    17. Thomas Barnay, 2016. "Health, work and working conditions: a review of the European economic literature," The European Journal of Health Economics, Springer;Deutsche Gesellschaft für Gesundheitsökonomie (DGGÖ), vol. 17(6), pages 693-709, July.
    18. Clark, Andrew E. & Senik, Claudia & Yamada, Katsunori, 2017. "When experienced and decision utility concur: The case of income comparisons," Journal of Behavioral and Experimental Economics (formerly The Journal of Socio-Economics), Elsevier, vol. 70(C), pages 1-9.
    19. Maximilian Riedl & Ingo Geishecker, 2014. "Keep it simple: estimation strategies for ordered response models with fixed effects," Journal of Applied Statistics, Taylor & Francis Journals, vol. 41(11), pages 2358-2374, November.
    20. Van Landeghem, Bert & Vandeplas, Anneleen, 2018. "The relationship between status and happiness: Evidence from the caste system in rural India," Journal of Behavioral and Experimental Economics (formerly The Journal of Socio-Economics), Elsevier, vol. 77(C), pages 62-71.

    More about this item

    Keywords

    Satisfacción laboral; educación primaria; Madagascar; modelos multinivel;
    All these keywords.

    JEL classification:

    • C13 - Mathematical and Quantitative Methods - - Econometric and Statistical Methods and Methodology: General - - - Estimation: General
    • I21 - Health, Education, and Welfare - - Education - - - Analysis of Education
    • I25 - Health, Education, and Welfare - - Education - - - Education and Economic Development
    • J28 - Labor and Demographic Economics - - Demand and Supply of Labor - - - Safety; Job Satisfaction; Related Public Policy

    Statistics

    Access and download statistics

    Corrections

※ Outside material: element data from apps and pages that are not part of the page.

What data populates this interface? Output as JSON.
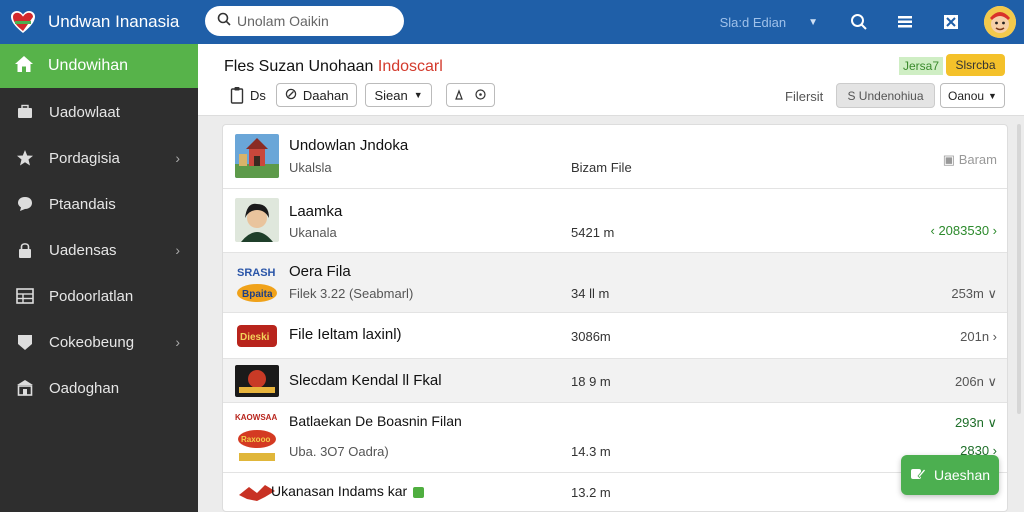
{
  "app": {
    "title": "Undwan Inanasia",
    "search_placeholder": "Unolam Oaikin",
    "top_select_label": "Sla:d Edian",
    "colors": {
      "topbar": "#1f5fa8",
      "sidebar": "#2e2e2e",
      "active": "#57b34a",
      "accent_red": "#d33a2c",
      "yellow": "#f4c12a"
    }
  },
  "topbar_icons": [
    "search-icon",
    "list-icon",
    "grid-icon",
    "avatar"
  ],
  "sidebar": {
    "active": {
      "label": "Undowihan",
      "icon": "home-icon"
    },
    "items": [
      {
        "label": "Uadowlaat",
        "icon": "briefcase-icon",
        "arrow": ""
      },
      {
        "label": "Pordagisia",
        "icon": "star-icon",
        "arrow": "›"
      },
      {
        "label": "Ptaandais",
        "icon": "chat-icon",
        "arrow": ""
      },
      {
        "label": "Uadensas",
        "icon": "lock-icon",
        "arrow": "›"
      },
      {
        "label": "Podoorlatlan",
        "icon": "table-icon",
        "arrow": ""
      },
      {
        "label": "Cokeobeung",
        "icon": "tag-icon",
        "arrow": "›"
      },
      {
        "label": "Oadoghan",
        "icon": "building-icon",
        "arrow": ""
      }
    ]
  },
  "header": {
    "title_main": "Fles Suzan Unohaan",
    "title_accent": "Indoscarl",
    "badge": "Jersa7",
    "yellow_button": "Slsrcba",
    "tool_text": "Ds",
    "btn_oadmon": "Daahan",
    "btn_sean": "Siean",
    "filter_label": "Filersit",
    "filter_button": "S Undenohiua",
    "sort_button": "Oanou"
  },
  "rows": [
    {
      "title": "Undowlan Jndoka",
      "subtitle": "Ukalsla",
      "size": "Bizam File",
      "right": "Baram",
      "right_icon": "lock",
      "thumb": "castle"
    },
    {
      "title": "Laamka",
      "subtitle": "Ukanala",
      "size": "5421 m",
      "right": "‹ 2083530 ›",
      "right_icon": "",
      "thumb": "portrait"
    },
    {
      "title": "Oera Fila",
      "subtitle": "Filek 3.22 (Seabmarl)",
      "size": "34 ll m",
      "right": "253m ∨",
      "right_icon": "",
      "thumb": "logo-brand"
    },
    {
      "title": "File Ieltam laxinl)",
      "subtitle": "",
      "size": "3086m",
      "right": "201n ›",
      "right_icon": "",
      "thumb": "logo-red"
    },
    {
      "title": "Slecdam Kendal ll Fkal",
      "subtitle": "",
      "size": "18 9 m",
      "right": "206n ∨",
      "right_icon": "",
      "thumb": "logo-dark"
    },
    {
      "title": "Batlaekan De Boasnin Filan",
      "subtitle": "Uba. 3O7 Oadra)",
      "size": "14.3 m",
      "right": "293n ∨",
      "right2": "2830 ›",
      "right_icon": "",
      "thumb": "logo-multi"
    },
    {
      "title": "Ukanasan Indams kar",
      "subtitle": "",
      "size": "13.2 m",
      "right": "",
      "right_icon": "",
      "thumb": "logo-small"
    }
  ],
  "fab": {
    "label": "Uaeshan",
    "icon": "edit-icon"
  }
}
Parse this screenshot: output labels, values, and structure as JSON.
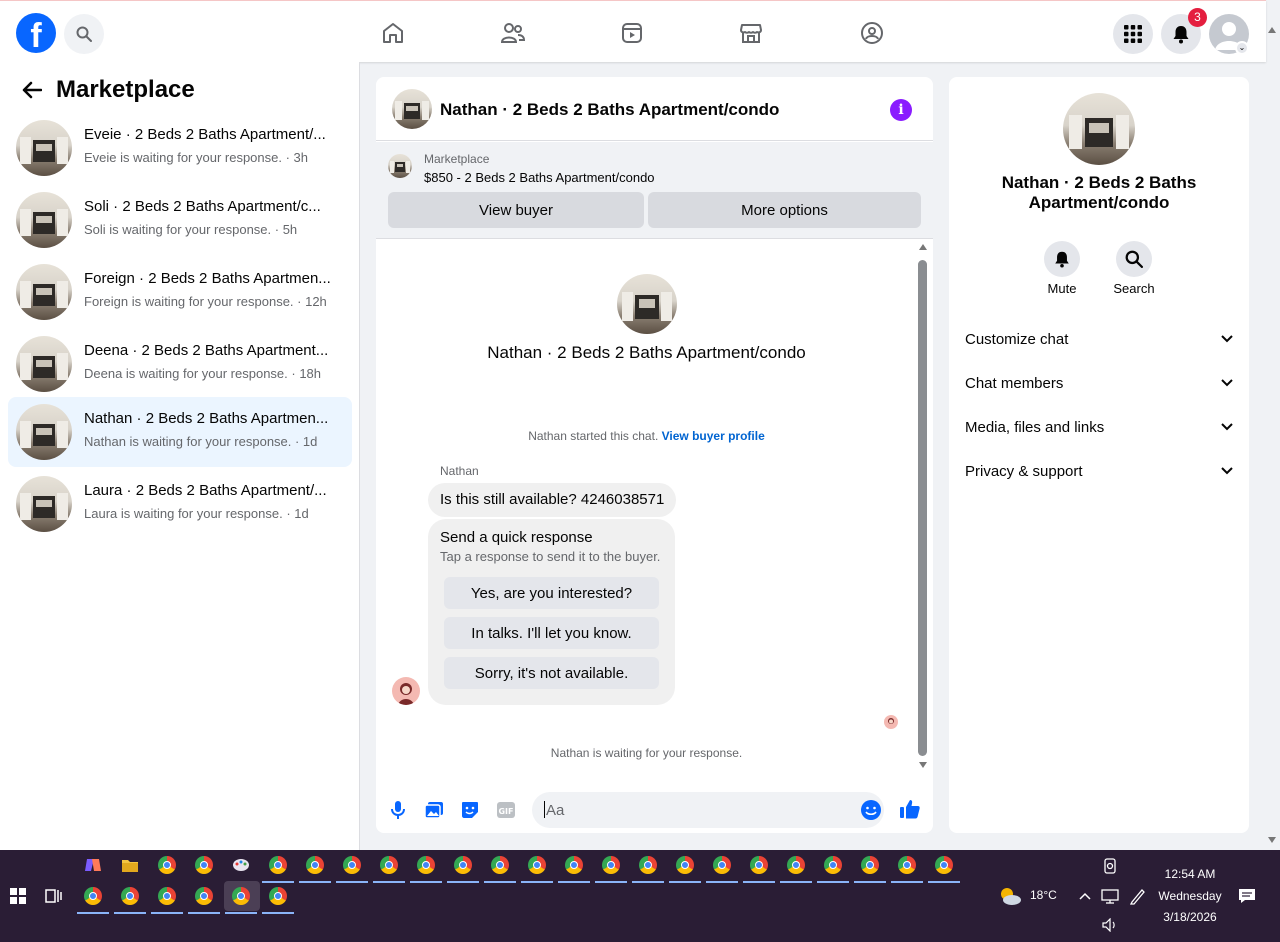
{
  "topbar": {
    "logo": "f",
    "notifications_badge": "3",
    "nav_icons": [
      "home-icon",
      "friends-icon",
      "video-icon",
      "marketplace-icon",
      "groups-icon"
    ]
  },
  "sidebar": {
    "title": "Marketplace",
    "conversations": [
      {
        "title": "Eveie · 2 Beds 2 Baths Apartment/...",
        "subtitle": "Eveie is waiting for your response. · 3h"
      },
      {
        "title": "Soli · 2 Beds 2 Baths Apartment/c...",
        "subtitle": "Soli is waiting for your response. · 5h"
      },
      {
        "title": "Foreign · 2 Beds 2 Baths Apartmen...",
        "subtitle": "Foreign is waiting for your response. · 12h"
      },
      {
        "title": "Deena · 2 Beds 2 Baths Apartment...",
        "subtitle": "Deena is waiting for your response. · 18h"
      },
      {
        "title": "Nathan · 2 Beds 2 Baths Apartmen...",
        "subtitle": "Nathan is waiting for your response. · 1d"
      },
      {
        "title": "Laura · 2 Beds 2 Baths Apartment/...",
        "subtitle": "Laura is waiting for your response. · 1d"
      }
    ]
  },
  "chat": {
    "header_title": "Nathan · 2 Beds 2 Baths Apartment/condo",
    "marketplace_label": "Marketplace",
    "listing": "$850 - 2 Beds 2 Baths Apartment/condo",
    "view_buyer": "View buyer",
    "more_options": "More options",
    "intro_title": "Nathan · 2 Beds 2 Baths Apartment/condo",
    "started_text": "Nathan started this chat.",
    "view_profile": "View buyer profile",
    "sender": "Nathan",
    "message": "Is this still available? 4246038571",
    "quick_title": "Send a quick response",
    "quick_sub": "Tap a response to send it to the buyer.",
    "quick_options": [
      "Yes, are you interested?",
      "In talks. I'll let you know.",
      "Sorry, it's not available."
    ],
    "waiting": "Nathan is waiting for your response.",
    "input_placeholder": "Aa"
  },
  "details": {
    "title": "Nathan · 2 Beds 2 Baths Apartment/condo",
    "mute": "Mute",
    "search": "Search",
    "sections": [
      "Customize chat",
      "Chat members",
      "Media, files and links",
      "Privacy & support"
    ]
  },
  "taskbar": {
    "temperature": "18°C",
    "time": "12:54 AM",
    "day": "Wednesday",
    "date": "3/18/2026"
  },
  "colors": {
    "facebook_blue": "#0866ff",
    "badge_red": "#e41e3f",
    "info_purple": "#8a1cff",
    "active_row": "#ebf5ff",
    "taskbar": "#2a1d35"
  }
}
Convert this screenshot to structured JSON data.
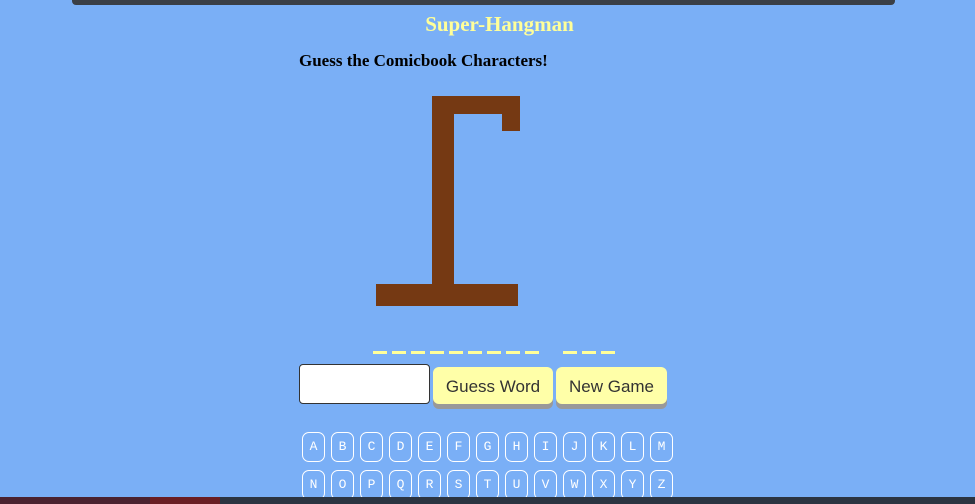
{
  "title": "Super-Hangman",
  "subtitle": "Guess the Comicbook Characters!",
  "word_blanks": {
    "pattern": "_________ ___"
  },
  "guess_input": {
    "value": "",
    "placeholder": ""
  },
  "buttons": {
    "guess_word": "Guess Word",
    "new_game": "New Game"
  },
  "letters_row1": [
    "A",
    "B",
    "C",
    "D",
    "E",
    "F",
    "G",
    "H",
    "I",
    "J",
    "K",
    "L",
    "M"
  ],
  "letters_row2": [
    "N",
    "O",
    "P",
    "Q",
    "R",
    "S",
    "T",
    "U",
    "V",
    "W",
    "X",
    "Y",
    "Z"
  ],
  "colors": {
    "background": "#7aaff6",
    "title": "#ffff99",
    "gallows": "#753913",
    "button": "#ffffa8"
  }
}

    All material on this site has been provided by the respective publishers and authors. You can help correct errors and omissions. When requesting a correction, please mention this item's handle: RePEc:aec:ieed10:10-38. See general information about how to correct material in RePEc.

    If you have authored this item and are not yet registered with RePEc, we encourage you to do it here. This allows to link your profile to this item. It also allows you to accept potential citations to this item that we are uncertain about.

    If CitEc recognized a bibliographic reference but did not link an item in RePEc to it, you can help with this form .

    If you know of missing items citing this one, you can help us creating those links by adding the relevant references in the same way as above, for each refering item. If you are a registered author of this item, you may also want to check the "citations" tab in your RePEc Author Service profile, as there may be some citations waiting for confirmation.

    For technical questions regarding this item, or to correct its authors, title, abstract, bibliographic or download information, contact: Domingo P. Ximénez-de-Embún (email available below). General contact details of provider: https://edirc.repec.org/data/aedeeea.html .

    Please note that corrections may take a couple of weeks to filter through the various RePEc services.

    IDEAS is a RePEc service. RePEc uses bibliographic data supplied by the respective publishers.